We are only 3 miles off the highway, so guests are never too far from stores and supplies.
We are a ministry of the Florida Conference of the United Methodist Church. The mission of the UMC is to “make disciples of Jesus Christ for the transformation of the world.” Read more about the ministries and impact of FLUMC at https://www.flumc.org/.
We are accredited by the American Camp Association, which means that we care about guest and camper safety enough to undertake a peer review process, implement industry best practices, and submit to regular reviews and inspections. If you would like to know more about the standards adopted by ACA sites, you can find them at https://www.acacamps.org/.
We are connected to a national network of Methodist camps and retreat centers through United Methodist Camp and Retreat Ministries. The Seven Foundations of UMCRM are to:
- Provide Sacred Spaces Set Apart
- Nurture Christian Faith and Discipleship
- Engage in Creation Formation
- Partner with United Methodist Churches and Agencies
- Extend Christian Hospitality and Community
- Develop Principled Spiritual Leaders
- Inspire and Equip Lives for Love and Justice
You can learn more about UMCRM at http://umcrm.camp/.
We are a Green Lodging Designated Site through Florida’s Department of Environmental Protection. This designation is issued to organizations that, in addition to providing hospitality, “make a voluntary commitment to conserve and protect Florida’s natural resources.” We’ve earned this title by implementing environmentally-sustainable practices in five areas:
- Communication and Education (Customers, Employees, Public)
- Waste Reduction, Reuse and Recycling
- Water Conservation
- Energy Efficiency
- Indoor Air Quality
Our “Green Team” is always looking for ways that we can be even better stewards of creation.
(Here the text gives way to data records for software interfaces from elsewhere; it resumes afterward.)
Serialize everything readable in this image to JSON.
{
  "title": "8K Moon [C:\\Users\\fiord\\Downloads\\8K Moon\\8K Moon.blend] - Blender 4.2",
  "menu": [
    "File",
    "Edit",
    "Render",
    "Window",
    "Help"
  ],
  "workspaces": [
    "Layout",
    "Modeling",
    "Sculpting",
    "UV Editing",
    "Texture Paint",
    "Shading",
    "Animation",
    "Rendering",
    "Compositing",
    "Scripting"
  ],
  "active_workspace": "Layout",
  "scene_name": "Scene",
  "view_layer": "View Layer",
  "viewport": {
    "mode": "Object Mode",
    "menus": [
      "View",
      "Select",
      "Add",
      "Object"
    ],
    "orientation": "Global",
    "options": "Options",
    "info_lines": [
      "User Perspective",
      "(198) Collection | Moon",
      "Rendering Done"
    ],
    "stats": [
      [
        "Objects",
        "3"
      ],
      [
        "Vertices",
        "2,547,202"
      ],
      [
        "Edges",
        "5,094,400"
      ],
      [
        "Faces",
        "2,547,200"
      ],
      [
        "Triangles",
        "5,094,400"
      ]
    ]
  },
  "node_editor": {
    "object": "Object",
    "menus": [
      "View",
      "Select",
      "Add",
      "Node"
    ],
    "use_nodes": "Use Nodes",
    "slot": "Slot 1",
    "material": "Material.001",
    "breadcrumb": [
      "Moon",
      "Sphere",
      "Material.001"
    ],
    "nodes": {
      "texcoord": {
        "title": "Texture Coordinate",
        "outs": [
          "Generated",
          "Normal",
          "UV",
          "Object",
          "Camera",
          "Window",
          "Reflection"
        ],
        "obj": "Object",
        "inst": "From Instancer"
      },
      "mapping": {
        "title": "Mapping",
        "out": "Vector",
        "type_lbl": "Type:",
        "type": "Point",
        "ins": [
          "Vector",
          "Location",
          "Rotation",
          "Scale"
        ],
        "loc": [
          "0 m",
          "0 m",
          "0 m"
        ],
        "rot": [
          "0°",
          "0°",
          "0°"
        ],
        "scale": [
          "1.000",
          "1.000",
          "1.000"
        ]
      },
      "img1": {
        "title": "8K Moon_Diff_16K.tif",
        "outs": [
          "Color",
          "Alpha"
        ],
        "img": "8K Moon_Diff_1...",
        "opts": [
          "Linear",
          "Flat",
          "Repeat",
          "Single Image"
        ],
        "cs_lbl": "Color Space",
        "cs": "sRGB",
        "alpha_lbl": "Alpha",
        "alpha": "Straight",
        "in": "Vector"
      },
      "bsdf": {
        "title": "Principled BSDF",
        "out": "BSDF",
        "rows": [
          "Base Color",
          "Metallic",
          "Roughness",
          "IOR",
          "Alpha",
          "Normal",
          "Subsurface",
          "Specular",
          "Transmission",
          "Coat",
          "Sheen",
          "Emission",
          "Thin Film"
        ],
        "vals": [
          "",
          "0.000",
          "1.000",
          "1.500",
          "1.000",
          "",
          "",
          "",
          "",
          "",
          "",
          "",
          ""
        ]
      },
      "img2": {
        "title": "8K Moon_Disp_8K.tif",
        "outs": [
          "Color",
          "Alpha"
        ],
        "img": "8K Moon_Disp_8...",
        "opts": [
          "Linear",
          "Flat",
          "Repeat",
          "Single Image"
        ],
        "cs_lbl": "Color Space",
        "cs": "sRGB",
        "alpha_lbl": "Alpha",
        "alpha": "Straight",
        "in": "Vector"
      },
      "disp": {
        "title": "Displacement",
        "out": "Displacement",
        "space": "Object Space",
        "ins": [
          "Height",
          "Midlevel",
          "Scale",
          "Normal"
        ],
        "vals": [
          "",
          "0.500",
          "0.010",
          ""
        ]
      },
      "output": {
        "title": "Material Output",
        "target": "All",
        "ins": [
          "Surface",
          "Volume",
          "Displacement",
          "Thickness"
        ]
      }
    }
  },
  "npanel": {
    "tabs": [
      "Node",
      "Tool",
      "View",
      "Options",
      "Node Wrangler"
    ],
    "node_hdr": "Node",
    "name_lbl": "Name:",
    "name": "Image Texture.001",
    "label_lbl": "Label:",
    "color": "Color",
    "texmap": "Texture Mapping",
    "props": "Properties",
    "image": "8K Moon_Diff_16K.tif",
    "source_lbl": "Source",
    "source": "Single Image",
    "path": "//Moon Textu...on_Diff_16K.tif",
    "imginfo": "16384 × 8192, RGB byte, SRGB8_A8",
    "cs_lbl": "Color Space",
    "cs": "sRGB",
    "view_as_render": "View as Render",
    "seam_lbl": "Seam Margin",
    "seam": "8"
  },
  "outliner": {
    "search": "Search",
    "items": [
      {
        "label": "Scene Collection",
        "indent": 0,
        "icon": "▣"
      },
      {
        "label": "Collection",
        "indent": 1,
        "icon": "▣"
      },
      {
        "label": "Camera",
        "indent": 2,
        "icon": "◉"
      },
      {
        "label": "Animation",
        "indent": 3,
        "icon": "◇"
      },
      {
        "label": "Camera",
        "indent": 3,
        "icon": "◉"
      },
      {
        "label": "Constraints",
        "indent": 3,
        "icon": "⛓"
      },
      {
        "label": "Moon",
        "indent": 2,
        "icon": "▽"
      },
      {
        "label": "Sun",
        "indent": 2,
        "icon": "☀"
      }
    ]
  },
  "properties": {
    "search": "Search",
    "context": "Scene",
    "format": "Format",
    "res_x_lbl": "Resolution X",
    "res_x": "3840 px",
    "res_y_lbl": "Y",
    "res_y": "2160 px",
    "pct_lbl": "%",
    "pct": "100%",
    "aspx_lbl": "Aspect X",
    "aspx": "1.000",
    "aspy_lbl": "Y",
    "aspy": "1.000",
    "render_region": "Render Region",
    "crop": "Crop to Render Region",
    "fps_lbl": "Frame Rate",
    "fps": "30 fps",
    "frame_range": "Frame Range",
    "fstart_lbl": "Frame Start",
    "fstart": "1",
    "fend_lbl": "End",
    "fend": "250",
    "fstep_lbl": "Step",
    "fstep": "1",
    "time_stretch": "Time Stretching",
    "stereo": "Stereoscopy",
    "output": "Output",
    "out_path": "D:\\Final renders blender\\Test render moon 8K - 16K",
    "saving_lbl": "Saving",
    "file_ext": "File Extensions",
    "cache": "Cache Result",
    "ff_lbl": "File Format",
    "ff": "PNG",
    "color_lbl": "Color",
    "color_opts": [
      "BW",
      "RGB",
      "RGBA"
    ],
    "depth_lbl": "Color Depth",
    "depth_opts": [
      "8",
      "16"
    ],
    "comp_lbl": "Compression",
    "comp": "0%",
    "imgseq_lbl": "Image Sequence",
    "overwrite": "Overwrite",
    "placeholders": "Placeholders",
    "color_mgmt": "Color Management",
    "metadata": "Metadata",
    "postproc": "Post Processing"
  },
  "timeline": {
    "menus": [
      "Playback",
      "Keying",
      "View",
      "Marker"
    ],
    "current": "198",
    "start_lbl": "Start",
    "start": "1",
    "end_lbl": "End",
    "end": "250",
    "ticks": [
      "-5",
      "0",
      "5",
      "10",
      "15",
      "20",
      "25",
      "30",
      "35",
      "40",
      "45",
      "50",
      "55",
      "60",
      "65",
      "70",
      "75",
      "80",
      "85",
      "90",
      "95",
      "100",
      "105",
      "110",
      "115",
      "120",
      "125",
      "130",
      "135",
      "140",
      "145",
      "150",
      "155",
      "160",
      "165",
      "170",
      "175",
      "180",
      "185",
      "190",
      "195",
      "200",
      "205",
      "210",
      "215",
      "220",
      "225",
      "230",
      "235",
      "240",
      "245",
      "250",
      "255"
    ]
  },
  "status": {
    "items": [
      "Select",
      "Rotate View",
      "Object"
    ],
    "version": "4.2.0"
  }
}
You can learn more about Green Lodging here: https://floridadep.gov/osi/green-lodging/content/about-florida-green-lodging-program.